= WORK ITEM =
Please say how many lines in the records contain the word "const", giving only the number.

*** Opening DATA PROVIDED ***

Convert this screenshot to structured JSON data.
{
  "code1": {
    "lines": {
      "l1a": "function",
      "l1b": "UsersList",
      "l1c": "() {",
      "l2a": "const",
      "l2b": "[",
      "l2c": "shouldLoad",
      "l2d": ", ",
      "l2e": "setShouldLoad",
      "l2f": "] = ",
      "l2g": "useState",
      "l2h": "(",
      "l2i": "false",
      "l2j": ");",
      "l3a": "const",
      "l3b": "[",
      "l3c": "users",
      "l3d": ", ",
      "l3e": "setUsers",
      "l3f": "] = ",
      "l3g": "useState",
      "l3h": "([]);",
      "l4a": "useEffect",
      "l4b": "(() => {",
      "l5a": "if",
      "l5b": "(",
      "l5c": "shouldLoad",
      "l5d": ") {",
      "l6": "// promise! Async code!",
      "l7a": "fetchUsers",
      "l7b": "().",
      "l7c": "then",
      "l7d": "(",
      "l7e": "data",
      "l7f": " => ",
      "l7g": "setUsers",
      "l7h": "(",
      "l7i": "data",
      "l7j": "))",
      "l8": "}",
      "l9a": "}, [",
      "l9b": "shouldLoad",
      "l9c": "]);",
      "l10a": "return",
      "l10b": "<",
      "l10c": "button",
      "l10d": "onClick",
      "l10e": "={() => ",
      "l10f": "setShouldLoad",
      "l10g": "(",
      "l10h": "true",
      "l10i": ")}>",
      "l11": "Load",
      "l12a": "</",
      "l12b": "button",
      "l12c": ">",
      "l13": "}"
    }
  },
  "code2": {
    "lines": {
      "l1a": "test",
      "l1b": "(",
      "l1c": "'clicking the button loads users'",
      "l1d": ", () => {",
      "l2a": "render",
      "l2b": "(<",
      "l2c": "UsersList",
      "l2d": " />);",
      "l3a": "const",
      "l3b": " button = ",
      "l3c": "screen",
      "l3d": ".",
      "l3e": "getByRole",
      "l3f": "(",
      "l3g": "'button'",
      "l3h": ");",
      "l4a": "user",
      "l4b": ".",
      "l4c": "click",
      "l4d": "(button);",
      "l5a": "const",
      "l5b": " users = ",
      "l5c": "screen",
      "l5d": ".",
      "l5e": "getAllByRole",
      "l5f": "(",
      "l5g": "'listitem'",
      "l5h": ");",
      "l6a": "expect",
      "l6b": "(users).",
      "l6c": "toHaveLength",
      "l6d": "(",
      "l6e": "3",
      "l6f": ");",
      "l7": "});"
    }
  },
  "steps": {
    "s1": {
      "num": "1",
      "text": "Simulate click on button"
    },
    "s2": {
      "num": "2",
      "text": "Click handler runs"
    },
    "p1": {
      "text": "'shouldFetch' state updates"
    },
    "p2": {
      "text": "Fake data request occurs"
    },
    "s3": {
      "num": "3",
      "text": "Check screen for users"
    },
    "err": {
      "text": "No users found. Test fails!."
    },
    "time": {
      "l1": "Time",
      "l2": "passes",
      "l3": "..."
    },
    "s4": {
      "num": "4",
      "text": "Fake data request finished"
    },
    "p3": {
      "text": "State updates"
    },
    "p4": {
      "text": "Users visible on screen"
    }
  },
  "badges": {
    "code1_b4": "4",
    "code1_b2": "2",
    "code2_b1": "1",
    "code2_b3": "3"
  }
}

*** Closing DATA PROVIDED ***

= YOUR RESPONSE =
4